What you have to do: The records below are to be written out exactly, with every picture omitted.
···
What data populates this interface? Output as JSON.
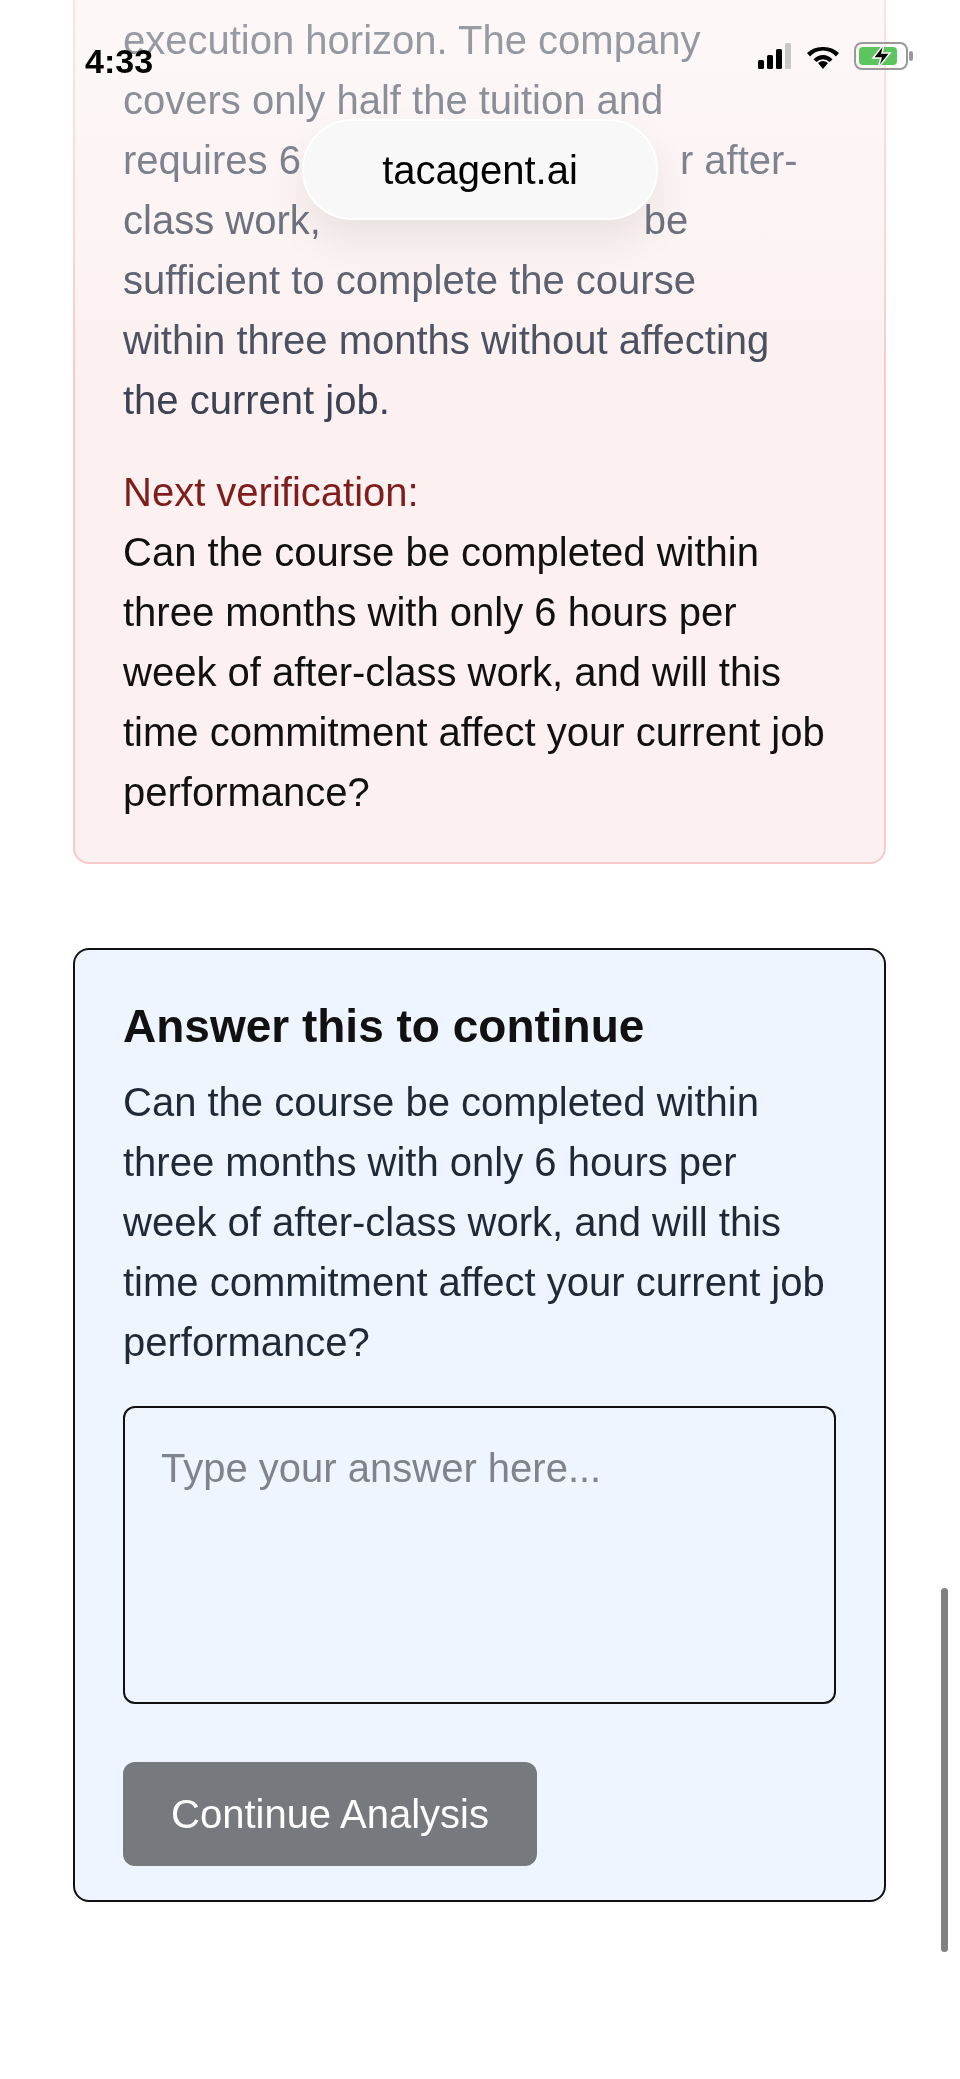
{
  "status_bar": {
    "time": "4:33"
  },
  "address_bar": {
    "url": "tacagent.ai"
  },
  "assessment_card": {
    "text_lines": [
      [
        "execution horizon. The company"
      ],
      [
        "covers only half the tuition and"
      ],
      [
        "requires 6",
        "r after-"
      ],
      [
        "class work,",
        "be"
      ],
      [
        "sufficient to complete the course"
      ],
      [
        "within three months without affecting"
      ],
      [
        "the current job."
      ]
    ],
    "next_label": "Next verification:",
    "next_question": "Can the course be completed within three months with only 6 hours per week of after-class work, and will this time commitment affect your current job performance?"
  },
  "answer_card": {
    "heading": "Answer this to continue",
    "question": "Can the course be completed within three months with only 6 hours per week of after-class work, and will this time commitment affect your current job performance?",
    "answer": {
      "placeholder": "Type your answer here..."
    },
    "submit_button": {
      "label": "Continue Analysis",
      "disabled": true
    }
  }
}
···
Exercise response:
What data populates this interface? Output as JSON.
{
  "status_bar": {
    "time": "4:33"
  },
  "address_bar": {
    "url": "tacagent.ai"
  },
  "assessment_card": {
    "text_lines": [
      [
        "execution horizon. The company"
      ],
      [
        "covers only half the tuition and"
      ],
      [
        "requires 6",
        "r after-"
      ],
      [
        "class work,",
        "be"
      ],
      [
        "sufficient to complete the course"
      ],
      [
        "within three months without affecting"
      ],
      [
        "the current job."
      ]
    ],
    "next_label": "Next verification:",
    "next_question": "Can the course be completed within three months with only 6 hours per week of after-class work, and will this time commitment affect your current job performance?"
  },
  "answer_card": {
    "heading": "Answer this to continue",
    "question": "Can the course be completed within three months with only 6 hours per week of after-class work, and will this time commitment affect your current job performance?",
    "answer": {
      "placeholder": "Type your answer here..."
    },
    "submit_button": {
      "label": "Continue Analysis",
      "disabled": true
    }
  }
}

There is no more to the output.